Six Questions You Need to Ask to Find the Best Savings Account
Smart Money

Six Questions You Need to Ask to Find the Best Savings Account

Posted: 01/28/2019

Reading time: 3 Minutes

By Marcie Geffner

When it comes to shopping for a new savings account, the first thing most people look at is the interest rate. What kind of return will I get on my hard-earned deposits? It's true, a high interest rate is important when saving. But choosing the right account for your needs shouldn't just stop at the rate. Whether you're planning to boost your savings or consolidate existing accounts, other factors can be just as—or even more—important than the base interest rate.

Here are six questions to consider when you compare savings accounts:

1. Does this bank offer bonus rates for saving more?

A higher interest rate is good. A higher rate plus a bonus is better. How does a bonus work? In most cases, you'll earn a basic rate for any month when your balance stays the same or declines, but if you make a regular monthly deposit and no withdrawals, the bank will reward with an additional bonus percentage rate.
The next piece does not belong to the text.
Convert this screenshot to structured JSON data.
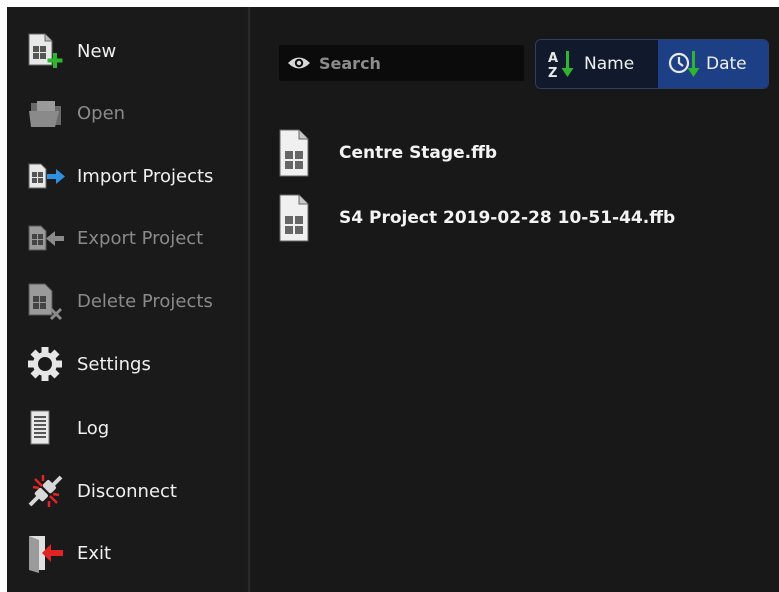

Over time, this bonus will help your savings grow faster and encourages you to save more.

2. Does this bank offer tiered rates for higher balances?

Tiered rates continually reward you more as your savings account balance grows, and help you boost your return. If you've got savings scattered among a few different accounts, consolidating your savings, checking and investment accounts into one savings account at one bank can help you capture these higher tiered rates—but only if your bank offers this benefit.

3. Does this bank offer online and mobile banking?

Safe, secure and hassle-free online and mobile banking services can make banking easier and more convenient for you. That saves you time and gives you more flexibility. Examples of digital and mobile services include:

  • Bill pay
  • Check deposit
  • Balance transfer

4. Can this bank work with me in person?

Phones are great, but sometimes you just want to talk to a friendly face. A bank with branches and ATMs near your home, office, child's school and other places you frequent will make it easy for you to open new accounts, deposit checks, get cash, order foreign currency and more. In-person bankers can more easily assist you with more complicated issues, and provide information about other financial services that might benefit you. ATMs that let you deposit checks without envelopes or deposit slips make in-person, on-the-spot banking even easier.

5. Does this bank reward good customers?

If you have multiple deposit accounts at one bank, you should expect extra perks to reward you for your loyalty as a customer.

Examples of benefits banks can offer include:

  • Free telephone banking
  • Free bill payment
  • Free online and mobile banking
  • Reduced safe deposit box rental fees
  • Preferred exchange rates when you purchase foreign currency
  • Waived fees for travelers' checks, cashier's checks, notary services, stop payments and incoming wire transfers
  • Reduced loan application and loan processing fees
  • Overdraft protection with no annual fee
  • An enhanced debit card program
  • Fee-free ATM cash withdrawals, transfers and balance inquires
  • Free checks and personal deposit slips

6. Is this bank involved in my community?

Quality banks care about their communities. They offer free financial education, support local charities, and step up with emergency aid when disaster strikes. Keeping your savings at a bank that knows you and your neighbors and remains actively involved is one way to show support for your community.

The bottom line is that you should choose the right savings accounts for your needs rather than just shop for a higher rate. Considering these six questions—as well as the rate—will help you make the best choice when selecting a savings account.

Marcie Geffner is an award-winning freelance reporter, writer, editor and book reviewer with more than 15 years of experience. She specializes in real estate, housing, commercial property, banking, small business, the U.S. economy and healthcare.